by Scott Sadil
As is so often the case, Gierach might have said it best. This, from nearly thirty-five years ago, in his still delightful gem, Fly Fishing Small Streams:
“Maybe your stature as a fly fisherman isn’t determined by how big a trout you can catch, but by how small a trout you can catch without being disappointed, and, of course, without losing the faith that there’s a bigger one in there.”
To which I might add, “How small a trout not only doesn’t disappoint you, but actually excites you.”

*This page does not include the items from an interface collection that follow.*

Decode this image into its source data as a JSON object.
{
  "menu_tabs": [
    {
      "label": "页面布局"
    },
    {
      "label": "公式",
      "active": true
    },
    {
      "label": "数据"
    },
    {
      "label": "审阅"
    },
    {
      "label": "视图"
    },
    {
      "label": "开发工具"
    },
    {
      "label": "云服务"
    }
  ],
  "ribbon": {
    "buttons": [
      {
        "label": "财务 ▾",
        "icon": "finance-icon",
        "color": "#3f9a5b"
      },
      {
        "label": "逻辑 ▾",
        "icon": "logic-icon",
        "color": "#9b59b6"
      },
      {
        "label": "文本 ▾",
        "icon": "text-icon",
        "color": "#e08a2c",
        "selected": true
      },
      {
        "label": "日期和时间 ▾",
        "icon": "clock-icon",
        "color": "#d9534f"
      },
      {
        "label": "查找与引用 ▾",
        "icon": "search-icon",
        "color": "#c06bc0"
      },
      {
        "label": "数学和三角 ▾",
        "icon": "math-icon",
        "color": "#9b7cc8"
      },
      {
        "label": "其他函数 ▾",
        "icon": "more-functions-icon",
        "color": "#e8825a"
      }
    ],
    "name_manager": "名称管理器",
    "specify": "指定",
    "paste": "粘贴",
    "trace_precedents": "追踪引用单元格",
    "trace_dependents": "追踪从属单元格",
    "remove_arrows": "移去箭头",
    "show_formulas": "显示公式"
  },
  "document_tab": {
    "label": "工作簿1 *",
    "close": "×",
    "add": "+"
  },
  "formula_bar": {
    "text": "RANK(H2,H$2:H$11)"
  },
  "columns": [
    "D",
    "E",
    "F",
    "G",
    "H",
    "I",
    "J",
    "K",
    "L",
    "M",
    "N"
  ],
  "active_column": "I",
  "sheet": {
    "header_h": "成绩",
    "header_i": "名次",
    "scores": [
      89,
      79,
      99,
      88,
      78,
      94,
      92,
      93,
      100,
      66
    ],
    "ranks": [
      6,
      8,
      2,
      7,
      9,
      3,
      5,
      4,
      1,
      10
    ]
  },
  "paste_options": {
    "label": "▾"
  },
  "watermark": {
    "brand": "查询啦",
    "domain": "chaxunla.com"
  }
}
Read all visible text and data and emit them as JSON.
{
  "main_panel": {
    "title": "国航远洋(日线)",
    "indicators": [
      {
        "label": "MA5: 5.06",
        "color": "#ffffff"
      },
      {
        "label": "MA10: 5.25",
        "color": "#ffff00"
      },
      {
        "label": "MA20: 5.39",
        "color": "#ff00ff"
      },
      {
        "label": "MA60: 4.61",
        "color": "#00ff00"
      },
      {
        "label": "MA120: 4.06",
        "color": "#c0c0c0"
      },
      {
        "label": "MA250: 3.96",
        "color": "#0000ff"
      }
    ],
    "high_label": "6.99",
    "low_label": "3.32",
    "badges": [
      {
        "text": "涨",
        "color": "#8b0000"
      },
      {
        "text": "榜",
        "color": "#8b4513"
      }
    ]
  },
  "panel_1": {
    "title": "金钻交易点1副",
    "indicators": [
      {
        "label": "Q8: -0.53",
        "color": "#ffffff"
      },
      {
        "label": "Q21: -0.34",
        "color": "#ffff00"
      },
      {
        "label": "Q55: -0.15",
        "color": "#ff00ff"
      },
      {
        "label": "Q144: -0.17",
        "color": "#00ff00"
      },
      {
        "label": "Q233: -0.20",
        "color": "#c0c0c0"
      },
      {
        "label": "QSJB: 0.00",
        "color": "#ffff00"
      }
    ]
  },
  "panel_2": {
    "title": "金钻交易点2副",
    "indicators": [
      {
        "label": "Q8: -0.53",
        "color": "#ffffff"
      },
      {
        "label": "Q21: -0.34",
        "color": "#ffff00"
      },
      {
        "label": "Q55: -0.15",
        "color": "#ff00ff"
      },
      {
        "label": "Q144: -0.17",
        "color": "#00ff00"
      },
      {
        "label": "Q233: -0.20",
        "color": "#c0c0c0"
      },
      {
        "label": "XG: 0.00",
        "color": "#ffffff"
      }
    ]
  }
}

Probably because I grew up in southern California and learned to fly fish for little brook trout in small, High Sierra streams, I can still get excited by an eight-inch trout. At that size, perhaps after you’ve watched the real dinkers swatting at your size twelve Humpy, unable to get their mouths around the bushy fly, the so-called big one in the pool will feel startlingly heavy as you lean into it with the bend of your small-stream three- or four-weight rod, the trout seemingly capable, although probably not, of snapping the lightest of tippets.
And if these are wild trout, native rainbows, say, scored into the contours of a remote wilderness landscape, with just enough water in it to maintain a healthy population of these obscure, jewel-like jumbles of vibrant colors, you’d do well, it seems to me, to appreciate their mere existence in a watershed near you, a local or at least regional example of life in all its finery and glory despite all we’ve done to make the world so difficult for both their kith and kin.